SCIENTIFIC PRACTICES: In the previous post, your opinions on which parameters should be mandatory in an A/D-converter implementation paper were surveyed through a poll. In this one we will see what parameters actually get reported in scientific papers, and how the overall reporting practices have changed over time. We can also try to see how well Converter Passion reader’s opinions are in sync with harsh scientific reality 😉
Working with the ADC survey, I had noticed that the set of measured performance parameters authors choose to report or omit changed over time. I’ve gathered the statistics, and it will be interesting to hear what you think of it. Figure 1 shows the percentage of papers reporting signal-to-noise-and-distortion ratio (SNDR), signal-to-noise ratio (SNR), spurious-free dynamic range (SFDR) and total harmonic distortion (THD) each year. The good news is that dynamic single-tone performance is more frequently reported in today’s papers than ever before. In fact, SNDR was reported in 96% of all papers from 2011. Both SNDR and SFDR show noisy but steadily increasing trends, and SFDR is now reported in around 68% of all papers (2011).
At the same time, SNR is increasingly being abandoned in favor of simply reporting SNDR instead. We can also see that THD is becoming an endangered parameter. SNR and THD have been in a visible decline after year 2000, and THD was only reported in 12% of the papers in 2011. SNR went from 60% in year 2000 to 41% 2011. These numbers trouble me. If the trend continues, we will know less about the noise in our A/D-converters for each year. I can’t possibly see how that can be of benefit to “Science” or to the reader. If you can, be sure to post a comment below.
Above we looked at the reporting frequency for each individual parameter. Authors also choose which simultaneous combination or set of performance parameters they include in a paper. This is shown in Fig. 2. Many works report SNDR together with SFDR, and 67% of all papers from 2011 reported at least these two parameters. There is a strong positive trend, so within a decade we may see SNDR+SFDR reported in nearly all published papers. The second most popular parameter pair is SNDR+SNR, with 38% coverage in 2011. Unfortunately, its reporting frequency is limited by the negative trend for SNR.
A more complete single-tone characterization is achieved with the three-parameter combination SNDR+SNR+SFDR. Only 21% of all papers published in 2011 offer this much information about the circuit. Even if there is currently a positive trend, it might soon become limited by the decline in SNR reporting, and eventually reverse.

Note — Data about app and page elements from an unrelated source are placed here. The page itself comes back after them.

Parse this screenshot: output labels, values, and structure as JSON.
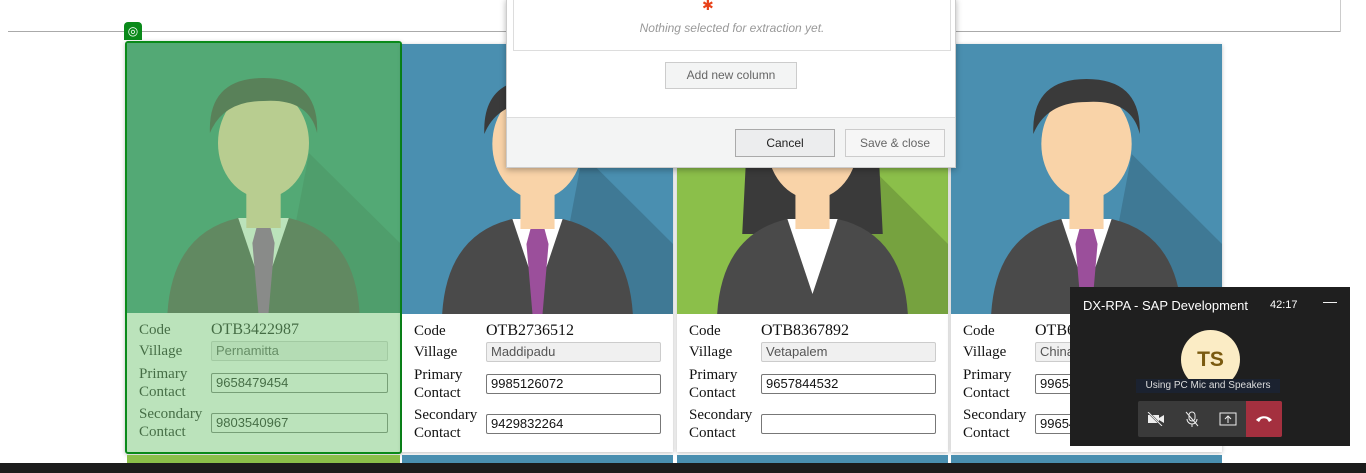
{
  "dialog": {
    "empty_text": "Nothing selected for extraction yet.",
    "add_column": "Add new column",
    "cancel": "Cancel",
    "save_close": "Save & close"
  },
  "labels": {
    "code": "Code",
    "village": "Village",
    "primary": [
      "Primary",
      "Contact"
    ],
    "secondary": [
      "Secondary",
      "Contact"
    ]
  },
  "cards": [
    {
      "code": "OTB3422987",
      "village": "Pernamitta",
      "primary": "9658479454",
      "secondary": "9803540967",
      "bg": "#2e8a72",
      "selected": true
    },
    {
      "code": "OTB2736512",
      "village": "Maddipadu",
      "primary": "9985126072",
      "secondary": "9429832264",
      "bg": "#4a8fb0",
      "selected": false
    },
    {
      "code": "OTB8367892",
      "village": "Vetapalem",
      "primary": "9657844532",
      "secondary": "",
      "bg": "#8bbf4a",
      "selected": false
    },
    {
      "code": "OTB6",
      "village": "China",
      "primary": "99654",
      "secondary": "99654",
      "bg": "#4a8fb0",
      "selected": false
    }
  ],
  "teams": {
    "title": "DX-RPA - SAP Development",
    "timer": "42:17",
    "minimize": "—",
    "initials": "TS",
    "audio_status": "Using PC Mic and Speakers"
  },
  "colors": {
    "selection": "#0a8a1a",
    "hangup": "#a4303f"
  }
}
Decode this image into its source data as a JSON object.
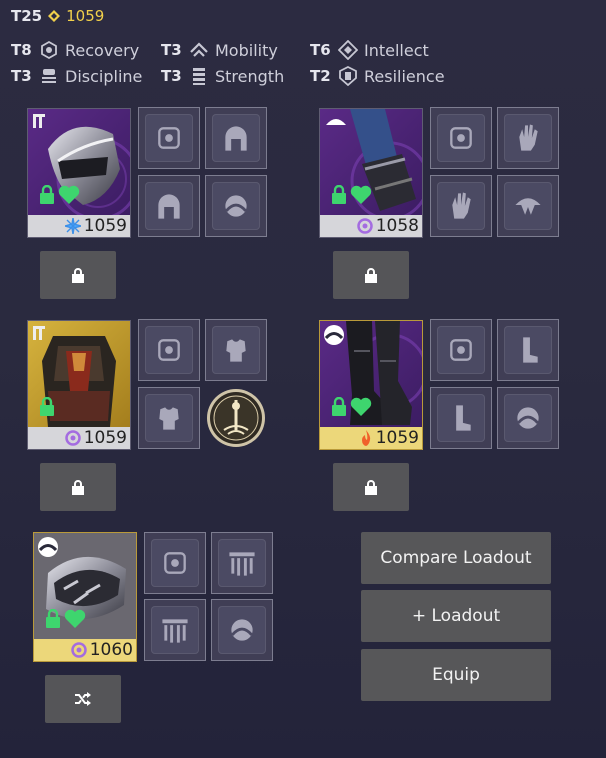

The practice to report a full four-parameter set is very unusual – only 9% of the papers did that in 2011. It has actually never been really common, and if THD continues to disappear from papers, the four-parameter performance will be increasingly rare. Lots of credit to authors that are still reporting a full set! It is much appreciated here at Converter Passion.
Finally, a few other rare species in the ADC parameter ecosystem are shown in Fig. 3. While the highly valuable parameter self-noise appears to be on its way to extinction, intermodulation distortion (IMD) as represented by the second– and third-order intercept point (IP2, IP3) seems to cling to life in the outskirts of the habitat.
So … what do you make of all this? Do you think it will have any long-term impact on our field of science? Does it matter to you what parameters are reported or not? Have your say in the comments below.
And, what happened around year 2000 to shift the trends so dramatically? Was it the dot-com boom or the Y2K bug? (I haven’t heard about that one for a while now)